Finally, to further its goal of protecting families from fraud, the SEC plans to continue revising public disclosure obligations. In this context, the strategic plan cites the contentious climate risk disclosure rules, cybersecurity policy disclosures (to be discussed in a future blog), and human capital disclosures.

Developing and implementing a robust regulatory framework that keeps pace with evolving markets, business models, and technologies:

Innovation and technology pose challenges to the SEC, particularly regarding cybersecurity risks and the interconnectedness of international markets operating round-the-clock. To achieve its goal of keeping regulation up to speed with the markets, the SEC plans to devise regulations to boost transparency over private markets. Notably, FinCEN has already introduced beneficial ownership reporting requirements for certain private market participants. Additionally, the SEC plans to collaborate with international regulators to expand supervisory responsibilities, including data flow.

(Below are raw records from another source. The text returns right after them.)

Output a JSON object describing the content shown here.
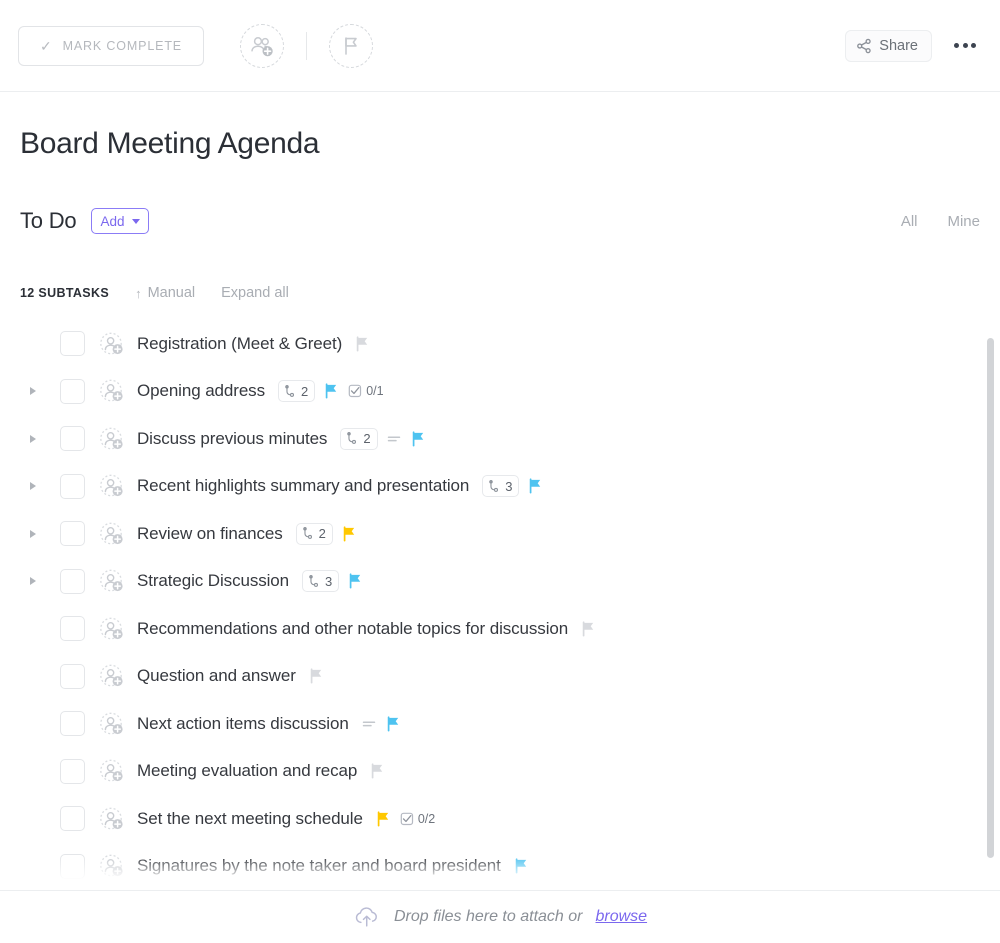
{
  "toolbar": {
    "mark_complete_label": "MARK COMPLETE",
    "check_glyph": "✓",
    "assignee_icon_name": "add-assignee-icon",
    "flag_icon_name": "set-priority-flag-icon",
    "share_label": "Share",
    "more_label": "•••"
  },
  "task": {
    "title": "Board Meeting Agenda",
    "status": "To Do",
    "add_label": "Add"
  },
  "filters": {
    "all": "All",
    "mine": "Mine"
  },
  "meta": {
    "subtask_count": "12 SUBTASKS",
    "sort_arrow": "↑",
    "sort_label": "Manual",
    "expand_label": "Expand all"
  },
  "colors": {
    "flag_blue": "#4ec3f0",
    "flag_yellow": "#ffc800",
    "flag_gray": "#d8dade",
    "accent_purple": "#7b68ee",
    "text_dark": "#36393f",
    "text_muted": "#a9adb3"
  },
  "subtasks": [
    {
      "name": "Registration (Meet & Greet)",
      "expandable": false,
      "checked": false,
      "subtask_badge": null,
      "has_description": false,
      "flag": "gray",
      "checklist": null
    },
    {
      "name": "Opening address",
      "expandable": true,
      "checked": false,
      "subtask_badge": "2",
      "has_description": false,
      "flag": "blue",
      "checklist": "0/1"
    },
    {
      "name": "Discuss previous minutes",
      "expandable": true,
      "checked": false,
      "subtask_badge": "2",
      "has_description": true,
      "flag": "blue",
      "checklist": null
    },
    {
      "name": "Recent highlights summary and presentation",
      "expandable": true,
      "checked": false,
      "subtask_badge": "3",
      "has_description": false,
      "flag": "blue",
      "checklist": null
    },
    {
      "name": "Review on finances",
      "expandable": true,
      "checked": false,
      "subtask_badge": "2",
      "has_description": false,
      "flag": "yellow",
      "checklist": null
    },
    {
      "name": "Strategic Discussion",
      "expandable": true,
      "checked": false,
      "subtask_badge": "3",
      "has_description": false,
      "flag": "blue",
      "checklist": null
    },
    {
      "name": "Recommendations and other notable topics for discussion",
      "expandable": false,
      "checked": false,
      "subtask_badge": null,
      "has_description": false,
      "flag": "gray",
      "checklist": null
    },
    {
      "name": "Question and answer",
      "expandable": false,
      "checked": false,
      "subtask_badge": null,
      "has_description": false,
      "flag": "gray",
      "checklist": null
    },
    {
      "name": "Next action items discussion",
      "expandable": false,
      "checked": false,
      "subtask_badge": null,
      "has_description": true,
      "flag": "blue",
      "checklist": null
    },
    {
      "name": "Meeting evaluation and recap",
      "expandable": false,
      "checked": false,
      "subtask_badge": null,
      "has_description": false,
      "flag": "gray",
      "checklist": null
    },
    {
      "name": "Set the next meeting schedule",
      "expandable": false,
      "checked": false,
      "subtask_badge": null,
      "has_description": false,
      "flag": "yellow",
      "checklist": "0/2"
    },
    {
      "name": "Signatures by the note taker and board president",
      "expandable": false,
      "checked": false,
      "subtask_badge": null,
      "has_description": false,
      "flag": "blue",
      "checklist": null
    }
  ],
  "attach": {
    "text": "Drop files here to attach or",
    "browse_label": "browse"
  }
}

Per the Strategic Plan, the SEC intends to explore strategies to address the systemic and infrastructure risks faced by capital markets and its participants, including those associated with digital assets and cryptocurrencies. Accordingly, the SEC will continue lobbying Congress for expanded regulatory authority on this subject. The SEC will also enhance its outreach programs for input from market participants on novel and changing products including crypto, derivatives, and fixed-income instruments.

Supporting a skilled workforce that is diverse, equitable, inclusive, and is fully equipped to advance agency objectives:

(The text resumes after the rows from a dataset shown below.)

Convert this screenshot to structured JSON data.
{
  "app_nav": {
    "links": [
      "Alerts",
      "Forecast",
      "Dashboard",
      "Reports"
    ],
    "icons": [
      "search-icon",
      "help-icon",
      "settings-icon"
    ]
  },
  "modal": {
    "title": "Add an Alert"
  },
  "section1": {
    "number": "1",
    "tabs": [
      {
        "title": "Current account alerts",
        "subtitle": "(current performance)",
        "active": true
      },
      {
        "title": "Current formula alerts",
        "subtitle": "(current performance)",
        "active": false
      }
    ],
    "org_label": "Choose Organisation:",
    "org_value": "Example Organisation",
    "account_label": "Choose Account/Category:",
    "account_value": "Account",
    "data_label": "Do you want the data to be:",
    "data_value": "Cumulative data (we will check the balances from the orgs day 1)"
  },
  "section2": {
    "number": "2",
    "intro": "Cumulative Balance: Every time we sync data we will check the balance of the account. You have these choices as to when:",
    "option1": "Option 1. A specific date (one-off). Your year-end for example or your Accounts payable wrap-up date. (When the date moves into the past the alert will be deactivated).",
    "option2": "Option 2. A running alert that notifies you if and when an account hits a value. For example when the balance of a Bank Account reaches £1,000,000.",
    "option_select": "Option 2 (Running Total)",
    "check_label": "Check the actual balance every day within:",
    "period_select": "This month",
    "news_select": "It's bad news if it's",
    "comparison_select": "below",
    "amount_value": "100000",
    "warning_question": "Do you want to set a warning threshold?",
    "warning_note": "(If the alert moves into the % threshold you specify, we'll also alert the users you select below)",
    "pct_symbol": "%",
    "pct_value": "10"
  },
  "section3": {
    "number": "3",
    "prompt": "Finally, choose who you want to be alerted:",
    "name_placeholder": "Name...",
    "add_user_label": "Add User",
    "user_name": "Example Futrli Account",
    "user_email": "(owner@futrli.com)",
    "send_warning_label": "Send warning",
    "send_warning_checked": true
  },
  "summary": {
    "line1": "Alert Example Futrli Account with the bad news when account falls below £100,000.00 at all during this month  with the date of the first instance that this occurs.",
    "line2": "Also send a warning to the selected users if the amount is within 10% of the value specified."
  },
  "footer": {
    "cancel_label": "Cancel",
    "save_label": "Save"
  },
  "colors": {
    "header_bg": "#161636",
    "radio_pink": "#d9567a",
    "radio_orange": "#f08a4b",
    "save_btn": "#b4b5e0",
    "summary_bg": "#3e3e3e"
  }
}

The final objective in the Strategic Plan is to support a skilled, diverse, equitable, and inclusive workforce to drive agency goals. To achieve these objectives, the SEC will focus on recruitment, training, and retention of staff. This will involve updating workforce policies and practices. Moreover, the SEC plans to encourage collaboration within and across its various offices, including through staff rotation and telework programs. Lastly, as with other goals, the SEC plans to leverage technology, including software and security program upgrades, to enhance workforce efficiency.